Exercise:
Go through the material and return every line that contains the string "JSON".
(Given entries Opens)
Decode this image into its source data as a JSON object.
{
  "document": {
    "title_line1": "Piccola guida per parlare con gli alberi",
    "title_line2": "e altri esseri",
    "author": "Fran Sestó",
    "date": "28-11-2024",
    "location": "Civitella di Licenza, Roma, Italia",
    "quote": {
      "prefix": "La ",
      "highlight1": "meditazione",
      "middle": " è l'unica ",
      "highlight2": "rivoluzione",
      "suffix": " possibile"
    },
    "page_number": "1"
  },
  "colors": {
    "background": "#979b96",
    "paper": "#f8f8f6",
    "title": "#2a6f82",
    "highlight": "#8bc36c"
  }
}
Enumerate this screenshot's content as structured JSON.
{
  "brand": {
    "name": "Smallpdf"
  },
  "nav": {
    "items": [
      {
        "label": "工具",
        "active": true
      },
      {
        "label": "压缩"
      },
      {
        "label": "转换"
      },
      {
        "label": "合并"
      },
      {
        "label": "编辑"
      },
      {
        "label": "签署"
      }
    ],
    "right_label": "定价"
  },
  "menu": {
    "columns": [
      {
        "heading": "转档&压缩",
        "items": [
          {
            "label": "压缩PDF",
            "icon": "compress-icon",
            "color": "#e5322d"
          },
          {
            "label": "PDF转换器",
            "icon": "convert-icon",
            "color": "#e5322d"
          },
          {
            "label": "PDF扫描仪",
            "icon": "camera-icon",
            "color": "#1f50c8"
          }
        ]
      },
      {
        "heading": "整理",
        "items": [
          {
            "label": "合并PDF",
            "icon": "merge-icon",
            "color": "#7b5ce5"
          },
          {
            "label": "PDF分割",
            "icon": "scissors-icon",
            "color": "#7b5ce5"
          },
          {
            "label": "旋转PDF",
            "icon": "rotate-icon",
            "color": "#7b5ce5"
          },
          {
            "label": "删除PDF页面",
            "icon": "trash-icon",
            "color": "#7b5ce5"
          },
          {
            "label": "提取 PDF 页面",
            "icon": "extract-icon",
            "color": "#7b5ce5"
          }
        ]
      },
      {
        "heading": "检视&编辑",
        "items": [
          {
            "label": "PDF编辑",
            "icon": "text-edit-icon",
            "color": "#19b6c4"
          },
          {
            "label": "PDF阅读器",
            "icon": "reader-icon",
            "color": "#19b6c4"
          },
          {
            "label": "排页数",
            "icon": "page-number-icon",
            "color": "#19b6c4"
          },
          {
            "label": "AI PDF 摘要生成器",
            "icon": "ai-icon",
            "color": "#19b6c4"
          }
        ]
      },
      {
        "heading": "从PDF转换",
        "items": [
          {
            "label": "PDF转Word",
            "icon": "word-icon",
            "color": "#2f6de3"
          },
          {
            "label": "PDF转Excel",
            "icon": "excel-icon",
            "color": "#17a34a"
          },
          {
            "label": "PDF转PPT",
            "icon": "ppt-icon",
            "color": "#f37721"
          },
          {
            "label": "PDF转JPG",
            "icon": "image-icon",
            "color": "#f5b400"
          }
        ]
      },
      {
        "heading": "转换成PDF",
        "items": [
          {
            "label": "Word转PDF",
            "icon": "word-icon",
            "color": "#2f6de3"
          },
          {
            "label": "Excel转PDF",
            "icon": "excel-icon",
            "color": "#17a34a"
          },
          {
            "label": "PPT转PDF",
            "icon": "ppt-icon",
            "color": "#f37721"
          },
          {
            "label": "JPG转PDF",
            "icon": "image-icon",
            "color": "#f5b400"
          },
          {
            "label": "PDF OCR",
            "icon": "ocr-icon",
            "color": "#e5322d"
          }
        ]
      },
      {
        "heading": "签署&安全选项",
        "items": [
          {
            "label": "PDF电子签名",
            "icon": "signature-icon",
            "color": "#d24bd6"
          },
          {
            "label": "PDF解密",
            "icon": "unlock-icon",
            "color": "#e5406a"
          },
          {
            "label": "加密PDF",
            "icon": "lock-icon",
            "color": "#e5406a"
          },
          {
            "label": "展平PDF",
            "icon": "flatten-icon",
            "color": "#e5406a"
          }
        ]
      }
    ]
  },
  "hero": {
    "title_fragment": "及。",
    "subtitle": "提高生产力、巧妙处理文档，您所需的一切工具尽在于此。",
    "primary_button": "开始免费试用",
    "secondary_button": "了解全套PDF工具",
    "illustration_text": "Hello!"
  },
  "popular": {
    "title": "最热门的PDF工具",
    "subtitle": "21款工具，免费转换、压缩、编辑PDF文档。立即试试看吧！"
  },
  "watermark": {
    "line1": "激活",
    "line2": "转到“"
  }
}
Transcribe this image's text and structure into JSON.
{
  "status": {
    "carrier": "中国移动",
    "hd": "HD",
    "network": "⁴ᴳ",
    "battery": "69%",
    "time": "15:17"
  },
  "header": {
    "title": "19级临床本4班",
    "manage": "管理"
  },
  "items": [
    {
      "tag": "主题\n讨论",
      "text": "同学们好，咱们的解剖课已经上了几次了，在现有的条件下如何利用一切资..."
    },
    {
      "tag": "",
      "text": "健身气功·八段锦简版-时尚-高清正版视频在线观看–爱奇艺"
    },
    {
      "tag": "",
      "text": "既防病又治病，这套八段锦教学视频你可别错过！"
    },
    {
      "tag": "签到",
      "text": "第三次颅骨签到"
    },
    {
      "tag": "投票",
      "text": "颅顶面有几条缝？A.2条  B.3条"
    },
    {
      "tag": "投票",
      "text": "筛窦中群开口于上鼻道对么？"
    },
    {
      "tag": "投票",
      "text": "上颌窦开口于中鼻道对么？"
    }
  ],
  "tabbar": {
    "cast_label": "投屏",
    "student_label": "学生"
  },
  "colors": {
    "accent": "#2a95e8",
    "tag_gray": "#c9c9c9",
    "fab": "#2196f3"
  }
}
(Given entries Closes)
Result below:
Decode this image into its source data as a JSON object.
Enumerate this screenshot's content as structured JSON.
Transcribe this image's text and structure into JSON.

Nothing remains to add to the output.